* _What is needed_
Work through the lines below and count those holding "structured"; reply with the number only.

* _Raw data_
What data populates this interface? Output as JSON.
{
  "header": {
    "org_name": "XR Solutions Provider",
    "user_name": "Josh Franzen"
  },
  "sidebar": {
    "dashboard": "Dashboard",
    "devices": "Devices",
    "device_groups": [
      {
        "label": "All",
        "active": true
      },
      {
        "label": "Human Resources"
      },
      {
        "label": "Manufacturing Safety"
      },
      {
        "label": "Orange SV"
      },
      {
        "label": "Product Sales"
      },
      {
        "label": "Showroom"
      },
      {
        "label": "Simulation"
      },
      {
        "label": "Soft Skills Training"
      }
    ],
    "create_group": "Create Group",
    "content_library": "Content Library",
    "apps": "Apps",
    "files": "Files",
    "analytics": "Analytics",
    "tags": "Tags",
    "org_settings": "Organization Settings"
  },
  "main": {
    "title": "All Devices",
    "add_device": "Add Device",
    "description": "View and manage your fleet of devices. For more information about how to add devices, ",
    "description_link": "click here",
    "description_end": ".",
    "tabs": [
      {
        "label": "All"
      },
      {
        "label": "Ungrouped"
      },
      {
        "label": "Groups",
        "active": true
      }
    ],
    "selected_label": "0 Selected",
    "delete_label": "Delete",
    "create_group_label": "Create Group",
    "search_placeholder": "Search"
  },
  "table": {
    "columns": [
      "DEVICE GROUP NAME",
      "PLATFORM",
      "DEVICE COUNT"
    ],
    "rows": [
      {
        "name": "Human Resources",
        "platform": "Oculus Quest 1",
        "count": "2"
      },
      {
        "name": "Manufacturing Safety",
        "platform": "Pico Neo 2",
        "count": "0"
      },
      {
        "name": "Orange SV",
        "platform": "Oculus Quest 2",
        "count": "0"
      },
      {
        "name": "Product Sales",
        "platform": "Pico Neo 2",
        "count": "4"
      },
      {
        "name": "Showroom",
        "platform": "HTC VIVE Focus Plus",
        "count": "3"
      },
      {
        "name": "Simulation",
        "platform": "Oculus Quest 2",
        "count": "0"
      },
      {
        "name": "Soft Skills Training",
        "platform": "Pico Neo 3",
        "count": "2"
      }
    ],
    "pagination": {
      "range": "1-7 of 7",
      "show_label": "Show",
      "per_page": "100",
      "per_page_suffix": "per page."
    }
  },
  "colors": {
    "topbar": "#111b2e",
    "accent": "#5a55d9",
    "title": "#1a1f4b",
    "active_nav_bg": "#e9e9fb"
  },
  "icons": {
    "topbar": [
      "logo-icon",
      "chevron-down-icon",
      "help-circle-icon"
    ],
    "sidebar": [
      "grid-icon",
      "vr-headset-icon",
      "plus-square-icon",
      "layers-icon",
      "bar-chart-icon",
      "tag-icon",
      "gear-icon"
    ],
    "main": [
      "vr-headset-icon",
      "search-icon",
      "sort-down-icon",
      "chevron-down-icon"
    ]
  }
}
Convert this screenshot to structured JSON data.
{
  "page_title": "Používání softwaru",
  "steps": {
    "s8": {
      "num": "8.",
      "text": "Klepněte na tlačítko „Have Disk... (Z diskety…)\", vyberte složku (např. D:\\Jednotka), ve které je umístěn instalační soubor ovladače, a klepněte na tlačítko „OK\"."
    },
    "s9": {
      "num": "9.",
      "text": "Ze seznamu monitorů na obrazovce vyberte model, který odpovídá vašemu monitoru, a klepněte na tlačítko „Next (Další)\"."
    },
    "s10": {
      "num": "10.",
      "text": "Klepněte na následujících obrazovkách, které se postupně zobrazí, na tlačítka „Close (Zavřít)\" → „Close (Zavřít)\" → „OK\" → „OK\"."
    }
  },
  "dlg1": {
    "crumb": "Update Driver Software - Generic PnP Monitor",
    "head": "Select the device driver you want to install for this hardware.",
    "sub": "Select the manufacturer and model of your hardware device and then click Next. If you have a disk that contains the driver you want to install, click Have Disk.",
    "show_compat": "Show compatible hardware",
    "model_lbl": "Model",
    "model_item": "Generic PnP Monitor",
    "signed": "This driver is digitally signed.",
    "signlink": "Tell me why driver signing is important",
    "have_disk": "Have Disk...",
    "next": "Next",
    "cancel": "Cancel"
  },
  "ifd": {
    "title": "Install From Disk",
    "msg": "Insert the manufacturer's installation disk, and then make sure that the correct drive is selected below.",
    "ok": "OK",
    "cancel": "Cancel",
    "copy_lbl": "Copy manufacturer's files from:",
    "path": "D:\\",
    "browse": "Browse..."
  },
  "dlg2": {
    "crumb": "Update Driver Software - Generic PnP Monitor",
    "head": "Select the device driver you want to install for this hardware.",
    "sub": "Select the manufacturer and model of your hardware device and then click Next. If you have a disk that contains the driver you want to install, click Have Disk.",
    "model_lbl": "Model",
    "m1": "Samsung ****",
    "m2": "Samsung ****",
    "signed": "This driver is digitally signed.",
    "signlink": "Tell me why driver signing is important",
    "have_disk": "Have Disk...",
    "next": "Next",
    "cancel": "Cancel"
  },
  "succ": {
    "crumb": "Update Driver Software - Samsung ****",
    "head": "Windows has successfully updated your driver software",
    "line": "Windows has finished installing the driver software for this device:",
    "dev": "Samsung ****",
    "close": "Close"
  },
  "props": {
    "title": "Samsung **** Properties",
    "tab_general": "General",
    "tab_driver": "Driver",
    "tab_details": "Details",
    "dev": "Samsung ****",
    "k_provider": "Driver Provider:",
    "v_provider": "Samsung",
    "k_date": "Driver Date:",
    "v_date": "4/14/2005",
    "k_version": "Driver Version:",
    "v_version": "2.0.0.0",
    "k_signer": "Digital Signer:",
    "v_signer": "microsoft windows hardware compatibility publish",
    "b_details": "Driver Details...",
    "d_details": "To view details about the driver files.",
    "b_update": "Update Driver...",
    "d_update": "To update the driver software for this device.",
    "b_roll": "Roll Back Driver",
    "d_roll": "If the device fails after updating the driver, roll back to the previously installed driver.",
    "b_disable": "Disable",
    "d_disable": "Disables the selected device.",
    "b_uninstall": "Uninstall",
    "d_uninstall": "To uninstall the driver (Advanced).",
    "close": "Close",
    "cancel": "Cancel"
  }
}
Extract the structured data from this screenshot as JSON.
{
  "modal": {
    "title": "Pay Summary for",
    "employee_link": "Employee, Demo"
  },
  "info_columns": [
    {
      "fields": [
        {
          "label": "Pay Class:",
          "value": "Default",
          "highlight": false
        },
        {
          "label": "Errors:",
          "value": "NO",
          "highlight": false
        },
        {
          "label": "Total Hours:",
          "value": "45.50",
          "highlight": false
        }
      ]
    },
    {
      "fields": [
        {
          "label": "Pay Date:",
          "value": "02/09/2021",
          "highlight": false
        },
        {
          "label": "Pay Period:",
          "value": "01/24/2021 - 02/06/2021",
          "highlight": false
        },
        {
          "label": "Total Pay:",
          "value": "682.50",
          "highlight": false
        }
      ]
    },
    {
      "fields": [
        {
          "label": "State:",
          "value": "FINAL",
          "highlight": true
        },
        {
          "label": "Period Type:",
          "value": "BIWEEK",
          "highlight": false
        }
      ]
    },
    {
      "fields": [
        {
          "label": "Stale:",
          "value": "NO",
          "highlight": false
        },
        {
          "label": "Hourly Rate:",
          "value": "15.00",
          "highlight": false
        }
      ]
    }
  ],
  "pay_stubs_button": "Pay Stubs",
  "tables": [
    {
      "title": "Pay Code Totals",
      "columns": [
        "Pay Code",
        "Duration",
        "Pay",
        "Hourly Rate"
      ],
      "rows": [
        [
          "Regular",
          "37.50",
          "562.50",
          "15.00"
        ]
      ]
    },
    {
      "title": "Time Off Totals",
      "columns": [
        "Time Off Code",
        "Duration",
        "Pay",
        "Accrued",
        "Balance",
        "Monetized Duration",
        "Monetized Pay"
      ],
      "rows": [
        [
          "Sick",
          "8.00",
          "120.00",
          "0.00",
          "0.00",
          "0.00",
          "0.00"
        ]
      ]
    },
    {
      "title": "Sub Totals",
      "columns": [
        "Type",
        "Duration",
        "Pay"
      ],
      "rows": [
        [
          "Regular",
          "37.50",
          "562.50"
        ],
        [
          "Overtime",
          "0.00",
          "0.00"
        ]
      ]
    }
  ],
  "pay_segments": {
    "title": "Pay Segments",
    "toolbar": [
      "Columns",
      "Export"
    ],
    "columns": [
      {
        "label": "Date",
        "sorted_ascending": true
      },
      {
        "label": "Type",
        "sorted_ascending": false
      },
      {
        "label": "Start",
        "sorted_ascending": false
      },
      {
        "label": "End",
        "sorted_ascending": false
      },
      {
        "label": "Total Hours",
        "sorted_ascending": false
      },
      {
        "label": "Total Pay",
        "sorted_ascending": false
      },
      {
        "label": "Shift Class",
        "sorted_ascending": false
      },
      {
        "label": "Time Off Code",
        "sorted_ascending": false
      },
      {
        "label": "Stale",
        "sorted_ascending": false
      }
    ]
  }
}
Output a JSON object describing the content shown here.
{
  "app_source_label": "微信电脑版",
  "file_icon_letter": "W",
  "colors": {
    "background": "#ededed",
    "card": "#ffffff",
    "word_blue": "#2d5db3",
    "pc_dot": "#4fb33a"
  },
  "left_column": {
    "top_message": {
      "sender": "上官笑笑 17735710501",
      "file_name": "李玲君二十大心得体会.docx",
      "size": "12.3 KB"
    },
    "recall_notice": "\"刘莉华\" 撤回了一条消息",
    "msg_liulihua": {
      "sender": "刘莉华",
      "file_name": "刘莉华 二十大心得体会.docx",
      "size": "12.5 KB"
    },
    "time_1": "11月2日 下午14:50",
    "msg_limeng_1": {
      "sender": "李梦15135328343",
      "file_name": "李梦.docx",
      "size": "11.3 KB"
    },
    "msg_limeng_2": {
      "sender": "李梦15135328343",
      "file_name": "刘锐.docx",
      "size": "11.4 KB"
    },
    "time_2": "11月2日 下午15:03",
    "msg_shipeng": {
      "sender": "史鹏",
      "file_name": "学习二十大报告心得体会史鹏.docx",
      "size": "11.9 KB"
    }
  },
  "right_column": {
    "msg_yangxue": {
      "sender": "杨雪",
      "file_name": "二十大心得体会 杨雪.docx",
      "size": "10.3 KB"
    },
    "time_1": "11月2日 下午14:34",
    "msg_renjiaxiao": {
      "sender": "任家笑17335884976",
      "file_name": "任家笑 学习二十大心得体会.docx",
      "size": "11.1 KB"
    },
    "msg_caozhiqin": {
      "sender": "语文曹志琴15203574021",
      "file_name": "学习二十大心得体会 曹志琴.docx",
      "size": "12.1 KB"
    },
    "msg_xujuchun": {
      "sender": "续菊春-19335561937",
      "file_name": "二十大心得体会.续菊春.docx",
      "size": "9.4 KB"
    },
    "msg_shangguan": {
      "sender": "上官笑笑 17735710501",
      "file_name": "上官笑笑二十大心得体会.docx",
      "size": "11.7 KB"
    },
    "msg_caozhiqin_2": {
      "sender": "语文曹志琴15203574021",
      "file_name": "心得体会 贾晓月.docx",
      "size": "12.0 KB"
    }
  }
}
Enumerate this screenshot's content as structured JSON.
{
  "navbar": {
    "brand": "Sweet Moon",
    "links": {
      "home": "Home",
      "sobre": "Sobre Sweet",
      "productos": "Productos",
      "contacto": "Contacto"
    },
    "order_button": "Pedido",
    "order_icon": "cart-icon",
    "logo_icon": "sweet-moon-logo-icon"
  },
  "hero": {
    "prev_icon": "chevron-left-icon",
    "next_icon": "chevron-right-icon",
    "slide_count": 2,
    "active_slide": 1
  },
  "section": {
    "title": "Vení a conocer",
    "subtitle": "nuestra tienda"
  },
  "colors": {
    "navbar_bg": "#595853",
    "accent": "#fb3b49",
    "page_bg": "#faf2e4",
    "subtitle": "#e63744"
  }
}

* _Written response_
3